• _Exercise brief_: Each line of the listing where the string "value" appears is to be identified and copied.

• _Dataset content_:
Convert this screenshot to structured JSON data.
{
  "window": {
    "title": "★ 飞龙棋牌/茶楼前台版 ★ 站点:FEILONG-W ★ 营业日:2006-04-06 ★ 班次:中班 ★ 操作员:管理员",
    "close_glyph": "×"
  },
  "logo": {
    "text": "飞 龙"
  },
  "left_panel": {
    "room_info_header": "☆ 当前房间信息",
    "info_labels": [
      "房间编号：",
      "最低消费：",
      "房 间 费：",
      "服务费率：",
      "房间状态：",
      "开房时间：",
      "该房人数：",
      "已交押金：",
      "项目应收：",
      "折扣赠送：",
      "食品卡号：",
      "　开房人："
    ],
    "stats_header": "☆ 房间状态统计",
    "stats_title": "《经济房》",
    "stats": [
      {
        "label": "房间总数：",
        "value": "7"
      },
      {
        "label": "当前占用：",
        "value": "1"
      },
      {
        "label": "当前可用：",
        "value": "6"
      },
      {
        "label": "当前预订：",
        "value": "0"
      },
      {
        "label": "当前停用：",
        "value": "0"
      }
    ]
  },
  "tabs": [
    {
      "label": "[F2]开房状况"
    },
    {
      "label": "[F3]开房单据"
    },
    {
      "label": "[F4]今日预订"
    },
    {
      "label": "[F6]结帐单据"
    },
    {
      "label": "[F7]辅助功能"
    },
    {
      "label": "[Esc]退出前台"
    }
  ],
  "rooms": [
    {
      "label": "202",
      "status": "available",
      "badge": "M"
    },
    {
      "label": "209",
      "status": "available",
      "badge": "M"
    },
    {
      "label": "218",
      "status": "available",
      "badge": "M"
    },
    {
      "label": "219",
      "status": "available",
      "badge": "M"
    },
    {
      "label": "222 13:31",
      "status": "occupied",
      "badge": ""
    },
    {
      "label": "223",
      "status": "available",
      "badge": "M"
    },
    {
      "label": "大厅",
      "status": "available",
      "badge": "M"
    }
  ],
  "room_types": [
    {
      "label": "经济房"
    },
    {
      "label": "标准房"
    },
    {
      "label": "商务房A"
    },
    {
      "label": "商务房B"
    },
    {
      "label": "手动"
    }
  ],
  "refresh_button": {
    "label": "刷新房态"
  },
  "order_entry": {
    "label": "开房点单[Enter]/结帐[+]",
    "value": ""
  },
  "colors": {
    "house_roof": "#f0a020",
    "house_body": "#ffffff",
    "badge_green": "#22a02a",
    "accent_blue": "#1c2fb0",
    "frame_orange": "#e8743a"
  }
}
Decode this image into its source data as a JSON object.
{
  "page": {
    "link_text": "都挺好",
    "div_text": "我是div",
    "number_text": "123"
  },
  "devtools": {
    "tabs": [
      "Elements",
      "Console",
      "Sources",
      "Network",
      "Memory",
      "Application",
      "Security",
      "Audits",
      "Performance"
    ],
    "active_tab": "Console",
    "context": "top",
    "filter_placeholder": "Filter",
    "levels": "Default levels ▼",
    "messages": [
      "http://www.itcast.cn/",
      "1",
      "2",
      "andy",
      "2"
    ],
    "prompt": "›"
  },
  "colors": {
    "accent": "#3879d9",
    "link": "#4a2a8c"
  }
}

• _Result below_:
        "value": "7"
        "value": "1"
        "value": "6"
        "value": "0"
        "value": "0"
    "value": ""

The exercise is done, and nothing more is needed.